If you had a chance to convey a message to future generations, what would you say? What would you hope to communicate?
Speaking to the past is easy. For instance, here at Intellectual Roundtable, we previously asked the question: What advice would you give your past self?
Such a question is relatively common in our society, and it is easy to see why. Even though to your past self, the future is a mystery, your present self knows what happens. You have the advantage of knowing how it all turns out.
Listen to a podcast where Michael and Lee discuss a related question: ‘What are you waiting for?’ We also discuss a bonus question: ‘Are science and religion compatible?’

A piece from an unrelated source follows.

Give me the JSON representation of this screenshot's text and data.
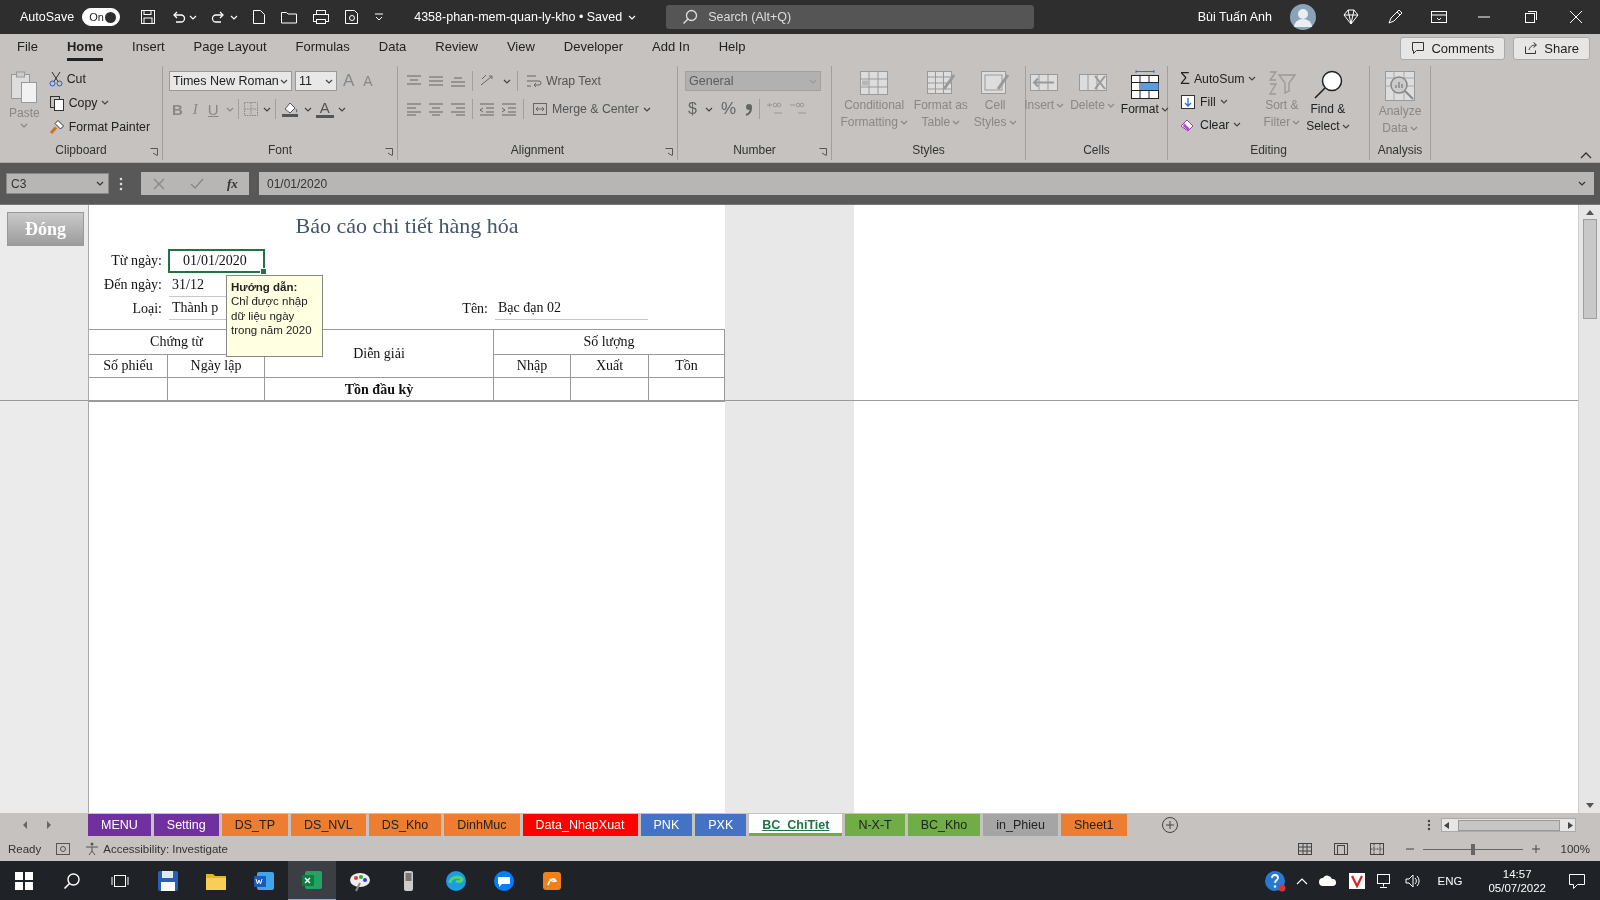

However, to your present self, the future is unknown, perhaps even unknowable. So what do you say to the unknown?
You might even have some idea of what to tell yourself a decade on (or more). But what about someone a hundred, five hundred, or a thousand years from now? What information would you try to convey? How is it different from sending a message in the present moment, to the other side of the world?
Of course, we have a version of talking through time already. After all, isn’t that what writers do? What is, say, the novel Frankenstein, if it is not Mary Shelley taking to us from the 1800s? Was Homer speaking to people more than a thousand years later when he wrote the Iliad and the Odyssey?
So the technology exists to send a message forward in time. How would you use it? What would you say to people in the future?